The World Health Organization has released new guidelines for AIDS treatment around the world. The guidelines come with a hefty price tag but may save millions of lives around the world and make a real dent in the HIV epidemic.
This week, an international team of experts, in conjunction with the WHO and the UN Environment Programme, released a report declaring hormone-disrupting chemicals a “global threat” that should be addressed.
As a committee of the Irish Parliament considers proposals to offer limited legal abortion in Ireland, this paper explores how these issues came together around Savita Halappanavar’s death, the interpretation of Catholic health policy and the consequences for pregnant women.
When it comes to making sure taxpayer-funded AIDS programs are comprehensive and designed to deliver the most effective interventions for people in need, the Obama administration’s track record has not been good.
Across the globe, men are making key decisions about women’s most basic human rights. Women’s, feminist, queer and LGBT groups, however, have claimed a space that cannot be denied and are standing up for our rights. One poignant example of these efforts culminates today, November 9.
I dreamed of coming to Washington to speak at AIDS 2012 to deliver a message to those with the financial and political means to turn the tide of the epidemic: For millions of us, repressive drug policies and stigma stand in the way of treatment and prevention.
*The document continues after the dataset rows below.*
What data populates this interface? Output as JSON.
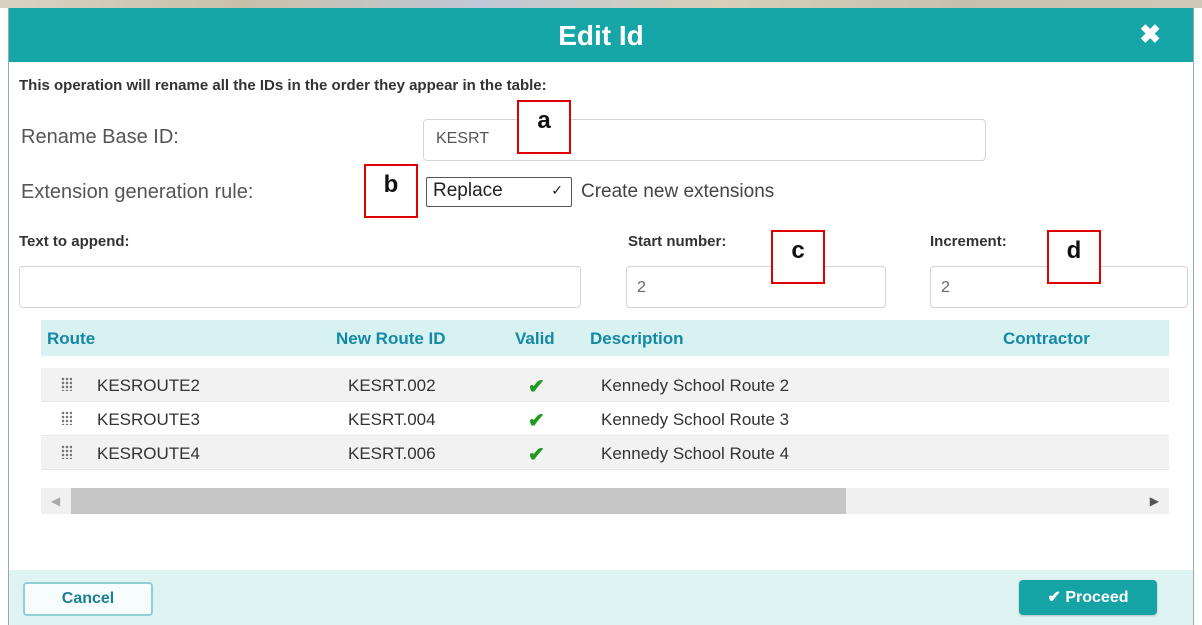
{
  "dialog": {
    "title": "Edit Id",
    "close_icon": "close-icon",
    "intro": "This operation will rename all the IDs in the order they appear in the table:"
  },
  "form": {
    "rename_base_label": "Rename Base ID:",
    "rename_base_value": "KESRT",
    "extension_rule_label": "Extension generation rule:",
    "extension_rule_value": "Replace",
    "extension_rule_desc": "Create new extensions",
    "text_append_label": "Text to append:",
    "text_append_value": "",
    "start_number_label": "Start number:",
    "start_number_value": "2",
    "increment_label": "Increment:",
    "increment_value": "2"
  },
  "callouts": [
    "a",
    "b",
    "c",
    "d"
  ],
  "table": {
    "columns": [
      "Route",
      "New Route ID",
      "Valid",
      "Description",
      "Contractor"
    ],
    "rows": [
      {
        "route": "KESROUTE2",
        "new_id": "KESRT.002",
        "valid": "✔",
        "description": "Kennedy School Route 2",
        "contractor": ""
      },
      {
        "route": "KESROUTE3",
        "new_id": "KESRT.004",
        "valid": "✔",
        "description": "Kennedy School Route 3",
        "contractor": ""
      },
      {
        "route": "KESROUTE4",
        "new_id": "KESRT.006",
        "valid": "✔",
        "description": "Kennedy School Route 4",
        "contractor": ""
      }
    ]
  },
  "footer": {
    "cancel_label": "Cancel",
    "proceed_label": "✔ Proceed"
  },
  "colors": {
    "accent": "#16a6a7",
    "header_text": "#1489a6",
    "valid": "#1e9a1e",
    "callout_border": "#e00000"
  }
}
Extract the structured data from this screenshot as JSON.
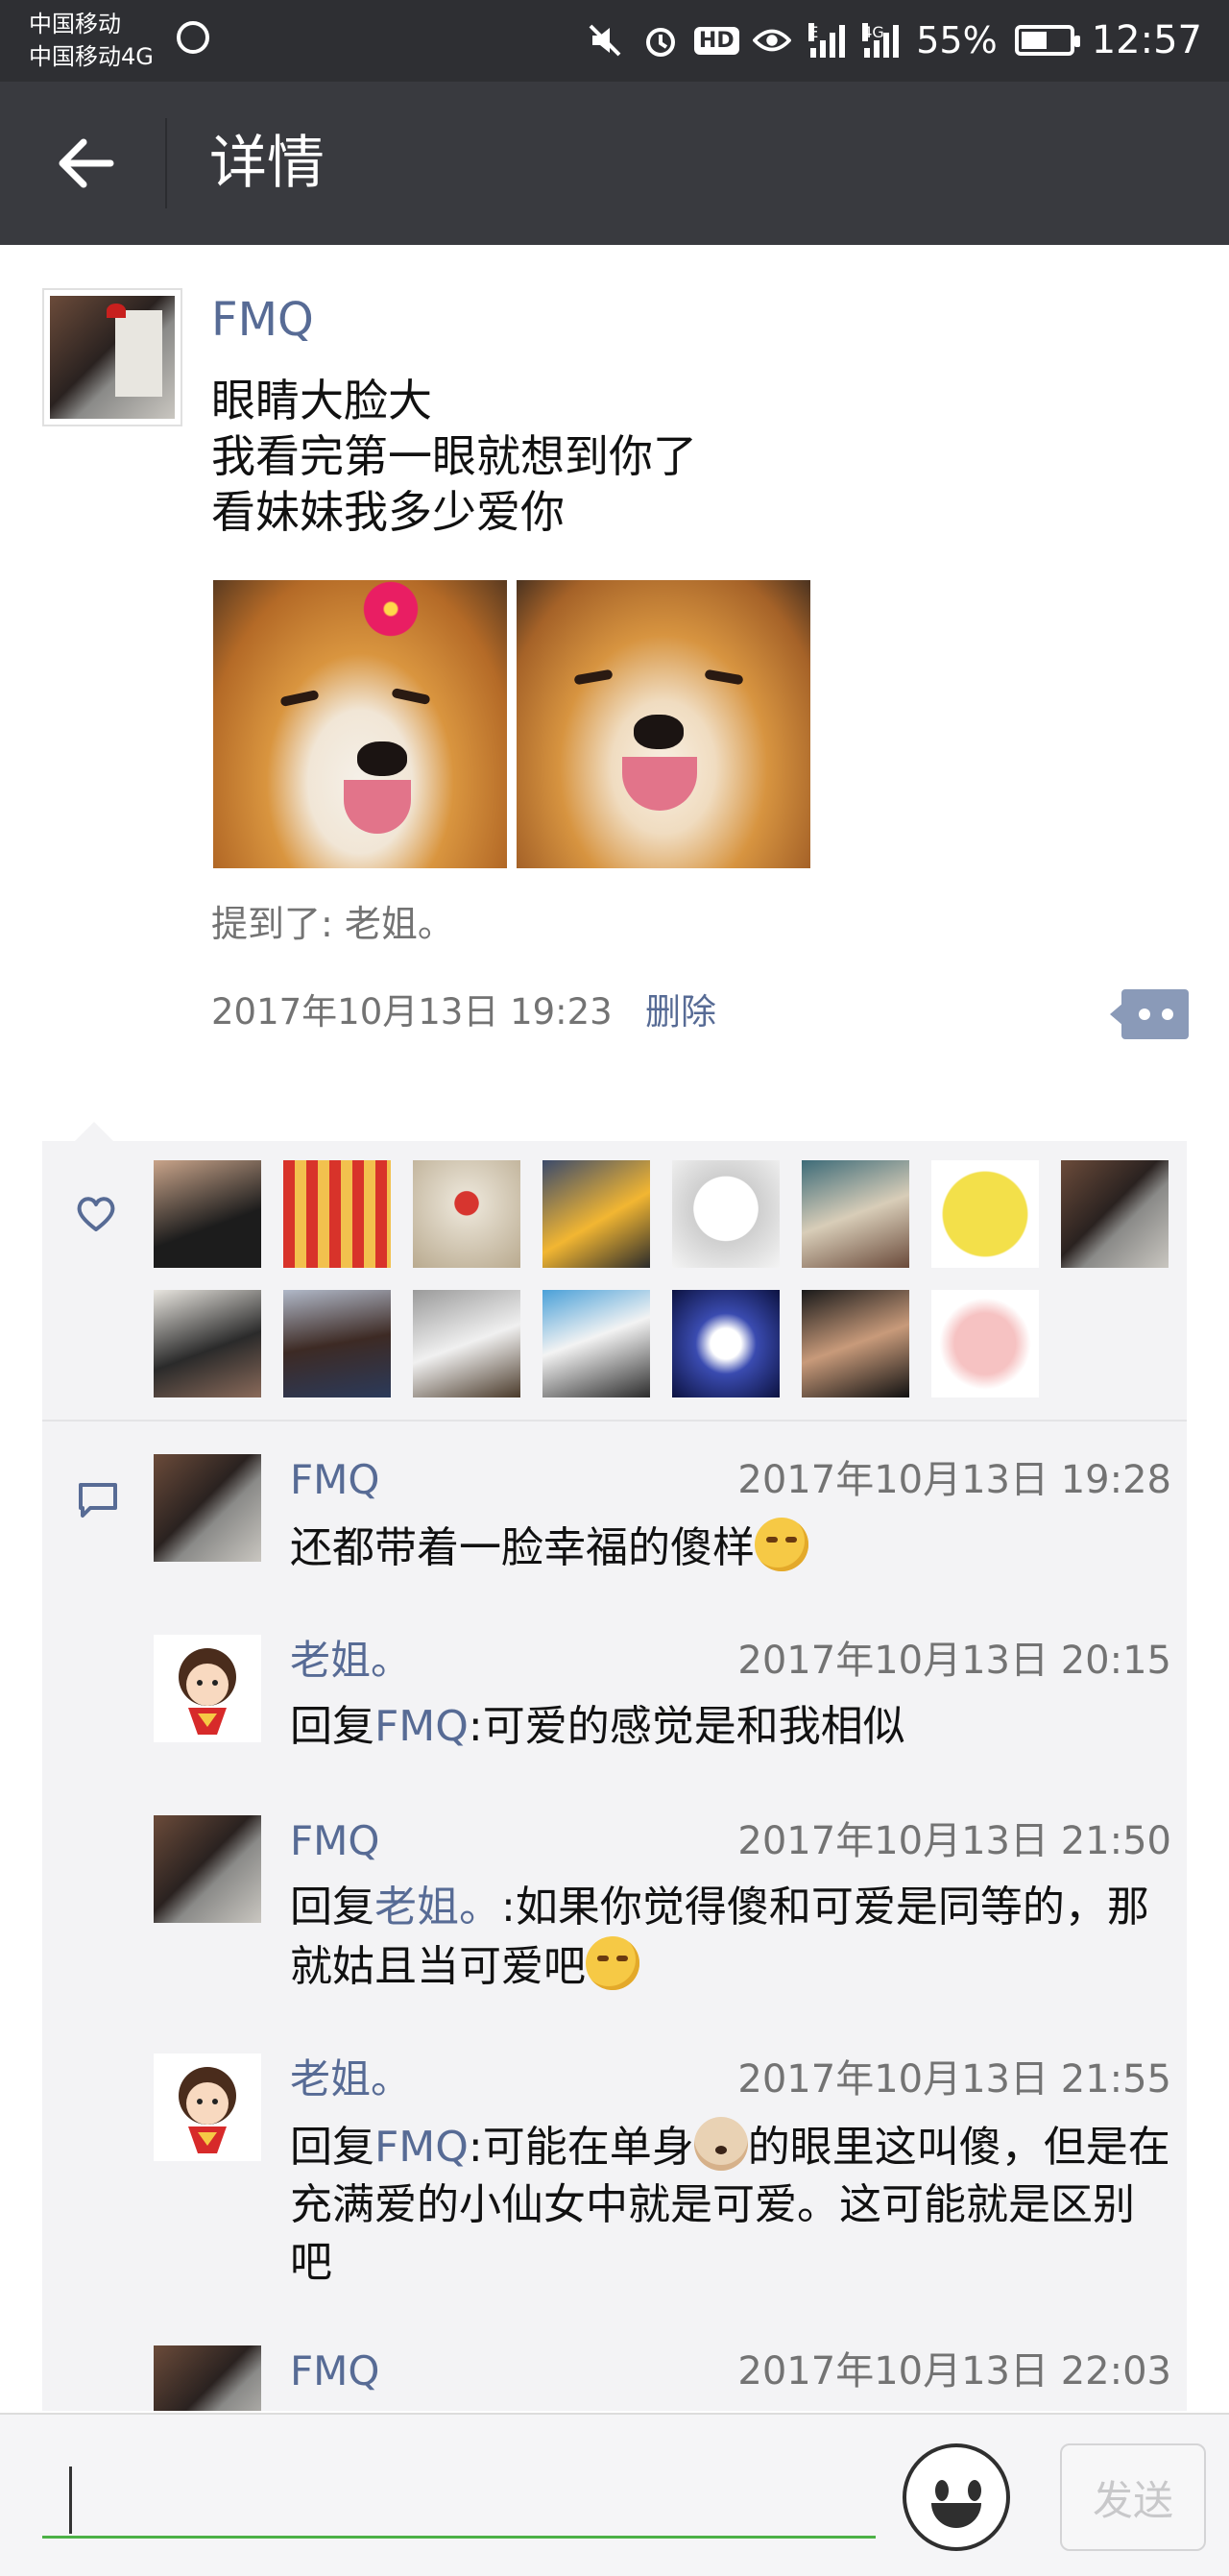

But I am barred from participating.
For years, even those in the public heath community paid little attention to gonorrhea because it was easy to prevent, easy to screen for, and easy to treat—at least it was until now. Gonorrhea is caused by wily bacteria that has become resistant to all-but-one class of antibiotics and we don’t have any others to throw at it. It’s time to take start taking notice.
The WHO lists 30 essential drugs for maternal and child health, Montanans don’t want to ban abortion, Princeton Theological Seminarians upset by distribution of racist flyers, and health care reform turns one!
The Kenyan state denies fistula sufferers their rights to the highest attainable standard of health and to a remedy for the injustices and denial of service that they face.
Researchers at the World Health Organization have recently documented a substantial decrease in the numbers of unsafe abortion deaths, but the incidence of unsafe abortion itself has not decreased. Anti-abortion laws in developing countries cause grave harm and endanger women’s lives and health. As long as these antiquated laws remain in place, unsafe abortion and its resulting maternal mortality and morbidity will continue.